Note that most cameras have a depth of field preview button which allows you to see exactly how much of the scene is in focus. We mentioned this in more detail in the last tutorial. Check your camera’s manual to see how this works on your model.
Many lenses often have additional guides that help set the hyperfocal distance as accurately as possible. Again, check your manual for more information on how to use these guides. Leica lenses come with a personal butler to help you set the hyperfocal distance and make you tea while you take photos.
Why not just set a narrow aperture and focus one third up from the bottom of the frame?

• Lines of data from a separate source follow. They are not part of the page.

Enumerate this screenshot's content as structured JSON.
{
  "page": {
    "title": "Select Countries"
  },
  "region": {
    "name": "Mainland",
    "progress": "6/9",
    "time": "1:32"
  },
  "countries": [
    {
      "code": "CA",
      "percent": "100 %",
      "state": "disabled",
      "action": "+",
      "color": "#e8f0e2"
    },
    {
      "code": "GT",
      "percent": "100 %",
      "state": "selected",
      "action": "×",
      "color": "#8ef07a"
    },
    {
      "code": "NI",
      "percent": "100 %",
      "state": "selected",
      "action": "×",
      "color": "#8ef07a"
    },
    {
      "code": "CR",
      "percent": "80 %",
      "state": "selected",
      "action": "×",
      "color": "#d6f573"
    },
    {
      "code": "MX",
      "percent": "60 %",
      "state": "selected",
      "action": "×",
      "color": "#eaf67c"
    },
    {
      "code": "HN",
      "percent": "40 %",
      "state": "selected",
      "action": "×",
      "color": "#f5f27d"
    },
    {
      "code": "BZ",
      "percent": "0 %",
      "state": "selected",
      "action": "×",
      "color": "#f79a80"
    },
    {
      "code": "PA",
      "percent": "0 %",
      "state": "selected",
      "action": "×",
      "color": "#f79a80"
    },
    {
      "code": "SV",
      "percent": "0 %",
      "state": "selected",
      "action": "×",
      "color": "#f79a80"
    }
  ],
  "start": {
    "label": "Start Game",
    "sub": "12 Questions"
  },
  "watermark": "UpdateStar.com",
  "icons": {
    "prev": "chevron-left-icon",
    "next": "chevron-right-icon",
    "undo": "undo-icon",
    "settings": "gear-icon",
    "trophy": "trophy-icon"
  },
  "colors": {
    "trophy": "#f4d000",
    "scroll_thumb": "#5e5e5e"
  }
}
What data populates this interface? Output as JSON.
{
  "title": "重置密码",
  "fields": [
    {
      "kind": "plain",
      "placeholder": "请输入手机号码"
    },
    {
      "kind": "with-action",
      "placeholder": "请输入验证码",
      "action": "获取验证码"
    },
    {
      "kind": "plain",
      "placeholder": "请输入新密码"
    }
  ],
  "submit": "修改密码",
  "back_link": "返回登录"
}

I mentioned this method in the previous tutorial. This is a good rule of thumb for focusing on a landscape scene and will yield excellent results most of the time. If you were to set a narrow aperture of between f16 and f22 and focus one third up from the bottom of the frame, you would get a decently sharp shot almost every time.
That said, most lenses are at their absolute sharpest when the aperture is set somewhere between f8 and f11. If you can manage to use an aperture value in this range and still achieve the required depth of field, you obviously have the best chance of creating the sharpest photo possible. Calculating the hyperfocal distance using an aperture in this range will let you know if it’s possible to get everything you want in focus to be sharp.
In an earlier tutorial on aperture and depth of field, we learnt that at narrower apertures, images can actually begin to become a little soft. This is called diffraction.
Sometimes, you may not be able to use an aperture in the f8 to f11 range as in the photograph taken in Prague above. I had to use f14 to get enough depth of field. I still got a very sharp image though even at f14. High quality lenses will still perform very well at narrower apertures.
What are the advantages of using hyperfocal distance to focus?
- It’s a very accurate way of ensuring maximum depth of field.
- It gives you a better chance of setting your aperture so that the lens is at its sharpest.
- When using certain neutral density filters, autofocus does not work. The filter is often simply too dark to focus through. Using the hyperfocal distance to focus solves this problem.
- Speaking about “hyperfocal distances” makes you sound intelligent.
In our final camera settings tutorial, we will look at the various camera drive modes and timers on your DSLR.
Improve your Photography Skills
The full collection of my photography tutorials covering exposure, camera settings, composition and light can be found in my Kindle e-book: Outdoor Photography Essentials. This e-book can be read on most Kindles or any tablet or smart phone with the Kindle app installed (€7.06 / $7.00 / £6.34).